Micro Firms Are Not Small Business

Labels can be misleading.


By nature micro-businesses have five or less employees, including the owner.   However, throughout the world micro entities are big business.

Systems, structures and resources are typically limited and often not cutting-edge. They are small. Many are dynamic and innovative. Individually, businesses in this sector have been greatly impacted by the current economic turmoil. Finance lead-times can be short and margins wafer thin.

Cashflow is often the true and central lifeblood of such entities. The categorisation “credit card” financial management is an over simplification and harsh judgement. However, these aspects and references are indicative of opportune realities for this business type and those who seek to service them.

Collectively, micro-businesses are numerically greater than the number of medium sized and major regional, national and transnational corporations which operate in Australia, New Zealand, Britain and North America.

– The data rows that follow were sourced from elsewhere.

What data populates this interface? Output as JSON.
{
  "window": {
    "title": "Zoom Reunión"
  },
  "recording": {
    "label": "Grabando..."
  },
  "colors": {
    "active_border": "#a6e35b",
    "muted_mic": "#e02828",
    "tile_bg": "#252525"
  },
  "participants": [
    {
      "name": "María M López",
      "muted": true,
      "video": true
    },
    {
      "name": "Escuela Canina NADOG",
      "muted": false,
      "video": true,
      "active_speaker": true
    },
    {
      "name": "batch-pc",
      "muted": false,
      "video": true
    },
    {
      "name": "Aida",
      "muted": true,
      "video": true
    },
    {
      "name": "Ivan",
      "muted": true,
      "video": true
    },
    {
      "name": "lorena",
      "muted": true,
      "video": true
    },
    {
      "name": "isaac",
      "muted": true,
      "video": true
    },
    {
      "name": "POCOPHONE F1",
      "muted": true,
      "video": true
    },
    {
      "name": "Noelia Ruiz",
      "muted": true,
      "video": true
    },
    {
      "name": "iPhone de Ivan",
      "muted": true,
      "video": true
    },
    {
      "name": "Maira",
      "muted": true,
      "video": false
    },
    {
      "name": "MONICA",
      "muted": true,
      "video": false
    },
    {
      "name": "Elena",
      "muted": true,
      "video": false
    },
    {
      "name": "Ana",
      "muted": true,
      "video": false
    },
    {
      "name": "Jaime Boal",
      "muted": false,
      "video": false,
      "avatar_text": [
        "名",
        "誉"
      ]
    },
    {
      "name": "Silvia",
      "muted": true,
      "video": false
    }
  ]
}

The skill set and entrepreneurism of the owners are often insufficient to generate growth, beyond the initial years of trade, and to sustain competitiveness and advantage.   That may explain in part why many in this subgroup do not aspire to substantially grow their operations. That mindset and parameter is often not recognised or respected by external consultants.

Increasingly, the greatest and most widespread needs for micro-businesses are integrated systems, structure and discipline. In short, support and infrastructure.

During the past three decades, major corporations have learnt and profited from the utilisation and marshalling of the capacity and drive of small and micro-business. Countless supply chains exhibit the evidence and consequences of downsizing, outsourcing, re-engineering with the proliferation of micro-businesses.

Buying groups, marketing networks, franchise chains and operating co-operatives provide immense scope if and when they are able to overcome one major impediment. That is, the allure of the desire for independence by small business owners.


The lessons of the past have been lost on, or possibly have never been learnt by, many contemporary owners and managers of micro-businesses.

Frederick Taylor has long worn the label of the father of “Scientific Management”. His research, findings, philosophies and applications about the division of labour were the touchstones of mass production, which was instrumental in the growth and success of entities like Ford, General Motors and General Electric.

Regrettably, the science of mathematics work against micro-businesses. The capacity for division and multiplication is limited with a maximum workforce of just five.

Time spent on administration, marketing, selling and networking can be all consuming, with little immediate returns. The financial imperatives of generating cashflow and earning need to be forsaken, even if for a short time.

Conversely, a full commitment to “doing the job” can have significant adverse intermediate and longer-term consequences. Neglecting administration, marketing, selling and networking can be perilous. It's a fine line between the two.

All too often micro-businesses do not have comprehensive, detailed and objective business plans. Cashflow projections documented by external accountants do not suffice. Many are in reality documented hopes, dreams and aspirations without addressing the issues of “why” and “how”.

So, one should be driven by and needs to respect the underlying philosophy of economics. That is, the allocation of scarce resources.


One epidemic which pervades the current crisis ravaged global marketplace, including among micro business owners, is short term, negative and small thinking.

A strong focus on cutting costs can and often will achieve the set   objective … to save costs. The unanswered question is: “At what cost?” Growth, enhanced margins and increased customer satisfaction appear to be off the agenda.   That is lamentable and often unnecessary.

Considerable value is possible from an effective and objective skills audit of all employees. Emphasis and priorities can be set, reset and refined. Complementary skills and resources may be necessary.

Most important and often overlooked is an analysis and determination of what is the driving force of the business. It may be production, services, sales, research, product development and logistics.

Cross referencing the two sets of findings can be enlightening, highlighting strengths, competitive advantage, gaps and deficiencies. It can also register and quantify the advantages of being part of grouping, regardless of its individual character and structure.

That is the true worth of the division of labour.


In these testing times, nepotism can and often does come to the fore. Looking after those in the nuclear and extended family is understandable, possibly laudable.   However, in business it can be simply dumb.

The issue is not family employment, but rather skills deployment.

Our DNA and genes are not necessarily the best pro-conditioners for sound employment and deployment decisions, be it first, second or third generation.

Micro entities and business at large deserve better. That in itself is a rare, unique and disciplined science.